March 27, 2012

Adding Acknowledgement Semantics to a Persistent Queue

Persistence capability is not enough to ensure the reliability of message oriented middleware. Suppose that you retrieve an item from a queue, and the application or thread crashes in the middle of the process. The item and processes depending on it will be lost, since the crash occurred after retrieving the item from the queue. Acknowledgement semantics can prevent this loss If the application crashes before acknowledging an item. This item will continue to be available to other consumers until an acknowledgment is sent.

This Python code shows how to add acknowledgement to a class derived from the Python Queue class. In the article Persisting Native Python Queues we only show how to persist a queue. It is important to note that we have modified the base Python Queue class, adding the “connect” and “ack” methods. Each application thread must call the “connect” method before using the queue object. The “connect” method returns a unique queue proxy. If the thread crashes, the items that have been fetched, but not acknowledged, in this queue are enqueued again. The “ack” method uses the item returned by the “get” method and effectively removes the item from the queue. In this code ZODB is used for persistence instead of DyBASE. If the entire application crashes, not just a single thread, unacknowledged items are requeued when it restarts.

While acknowledgement semantics increases reliability, it is not infallible. Imagine that after processing an acknowledged item, the result of the process is also added to the queue. In some web crawling implementations, first a URL is retrieved from a queue and acknowledged, then an HTML page is fetched from that URL, and finally the links on that page are inserted in the queue. Two problems can occur if the application or thread crashes during this process. If items, in this case URLs, are acknowledged and thus eliminated as soon as they are retrieved, they may be eliminated before enqueuing all of the links on the page. In this case, the remaining links will be lost. If, on the other hand, items are acknowledged only after enqueuing all the links, some links will be duplicated. This conflict is solved with queue transaction semantics. If the process or thread crashes a rollback is performed.


  1. This persistent queue with acknowledgement assumes that the objects in the queue all have different identities, id(obji) != id(objj) for all i,j. Making a copy of the object works for mutable objects. Immutable objects must be wrapped.
  2. The object classes in the queue must inherit from the Persistent class, including object members.


  1. Python 2.x (x>=6)
  2. ZODB3


The code is available at github and includes a series of unit tests.

See Also

  1. Esoteric Queue Scheduling Disciplines
  2. Using Queues in Web Crawling and Analysis Infrastructure
  3. Persisting Native Python Queues


  1. AMQP Acknowledgement
  2. HornetQ Asynchronous Send Acknowledgements
  3. HornetQ Transactions
  4. ZODB In Real Life
  5. Storing Persistent Objects with Persistent Objects as attributes of the Parent PO

Photo taken by Paul Downey

February 17, 2012

Using Queues in Web Crawling and Analysis Infrastructure

Message oriented middleware (MOM) is a key technology for implementing a custom pipeline and analyzing unstructured data.

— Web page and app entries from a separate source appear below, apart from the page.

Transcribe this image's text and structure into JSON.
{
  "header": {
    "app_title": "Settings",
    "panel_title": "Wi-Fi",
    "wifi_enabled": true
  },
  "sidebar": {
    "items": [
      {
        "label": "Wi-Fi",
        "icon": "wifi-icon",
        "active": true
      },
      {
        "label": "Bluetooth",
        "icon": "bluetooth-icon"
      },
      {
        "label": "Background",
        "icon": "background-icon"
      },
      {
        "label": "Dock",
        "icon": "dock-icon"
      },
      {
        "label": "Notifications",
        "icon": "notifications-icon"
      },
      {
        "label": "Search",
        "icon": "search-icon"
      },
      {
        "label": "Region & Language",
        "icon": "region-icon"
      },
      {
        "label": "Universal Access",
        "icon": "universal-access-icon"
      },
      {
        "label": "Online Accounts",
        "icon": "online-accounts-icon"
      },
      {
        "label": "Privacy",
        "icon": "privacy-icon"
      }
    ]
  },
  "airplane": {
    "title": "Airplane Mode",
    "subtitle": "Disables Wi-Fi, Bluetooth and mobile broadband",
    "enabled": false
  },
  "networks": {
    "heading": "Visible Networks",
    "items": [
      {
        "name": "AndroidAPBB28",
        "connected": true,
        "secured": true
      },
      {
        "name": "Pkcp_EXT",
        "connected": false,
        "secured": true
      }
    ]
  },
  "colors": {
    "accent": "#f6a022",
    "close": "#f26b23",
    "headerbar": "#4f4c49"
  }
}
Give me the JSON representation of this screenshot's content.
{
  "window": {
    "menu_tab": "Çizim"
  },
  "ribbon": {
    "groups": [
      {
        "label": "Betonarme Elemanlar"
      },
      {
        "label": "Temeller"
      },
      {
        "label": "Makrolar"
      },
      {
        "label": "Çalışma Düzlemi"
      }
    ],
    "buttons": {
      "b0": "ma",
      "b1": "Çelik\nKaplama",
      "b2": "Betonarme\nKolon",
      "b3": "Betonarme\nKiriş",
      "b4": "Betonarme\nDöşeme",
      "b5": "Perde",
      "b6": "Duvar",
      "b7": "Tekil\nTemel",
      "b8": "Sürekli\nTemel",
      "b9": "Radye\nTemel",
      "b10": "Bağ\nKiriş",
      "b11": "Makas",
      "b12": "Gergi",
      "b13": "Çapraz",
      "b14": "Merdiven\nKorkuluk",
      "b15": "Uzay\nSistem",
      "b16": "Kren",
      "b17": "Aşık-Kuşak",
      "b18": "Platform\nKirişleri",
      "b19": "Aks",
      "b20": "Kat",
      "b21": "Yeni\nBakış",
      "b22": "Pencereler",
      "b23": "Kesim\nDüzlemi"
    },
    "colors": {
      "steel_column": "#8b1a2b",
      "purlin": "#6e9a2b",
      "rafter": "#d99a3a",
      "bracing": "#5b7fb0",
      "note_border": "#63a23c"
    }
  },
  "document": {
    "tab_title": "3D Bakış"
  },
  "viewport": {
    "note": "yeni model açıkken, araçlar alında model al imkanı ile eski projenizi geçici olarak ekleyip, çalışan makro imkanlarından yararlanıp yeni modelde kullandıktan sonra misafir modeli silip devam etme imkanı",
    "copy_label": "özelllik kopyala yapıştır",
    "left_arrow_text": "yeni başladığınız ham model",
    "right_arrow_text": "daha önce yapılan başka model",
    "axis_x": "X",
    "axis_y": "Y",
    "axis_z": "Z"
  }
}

The pipeline for going from crawling web pages to part of speech tagging (PoST) and beyond is long. It requires a variety of processes which are implemented in several different programming languages and operating systems. For example, boilerpipe is an excellent Java library for extracting main text content while PoSTs libraries, like NLTK or FreeLing, are implemented in Python.

One might be tempted to integrate different technologies using web services but web services alone have many weak points. If the pipeline has ten processes and, for example, the last one fails, then the intermediate processes can be lost if they are not persisted. There must be a higher level mechanism in place to resume the pipeline processing. MOMs ensure message persistence until a consumer acknowledges that a specific process has finished.

There are a lot of MOMs to choose from, including commercial and free open source variants. Some features are present in almost all of them while others are not. Contention management is an important feature if you are dealing, as is likely, with a high ratio of messages produced to messages consumed at any one time. For example, a web crawler can fetch web pages at an incredibly high speed while processes like content extraction take longer. Running a message queue without contention management under these circumstances will exhaust the machine’s memory.

While MOMs are important for uniting heterogeneous technologies, the different processes must also know which queues to utilize to consume the input and produce the output for the next phases. A new wave of frameworks like NServiceBusResque, Celery, and Octobot has emerged to handle this.

In conclusion, MOMs help to connect heterogeneous technologies and bring robustness, and are very useful in the context of unstructured information like text analysis. Many MOMs are available, but there is not a single one with a complete feature set. However some of these features can be supplied by frameworks such as NServiceBus, Resque, Celery, and Octobot.

See Also

  1. Esoteric Queue Scheduling Disciplines
  2. Persisting Native Python Queues
  3. Adding Acknowledgement Semantics to a Persistent Queue


  1. Message Queues vs Web Services
  2. Message Queue Evaluation Notes
  3. The Hadoop Map-Reduce Capacity Scheduler
  4. Contention Management in the WSA
  5. Message Queuing Architectures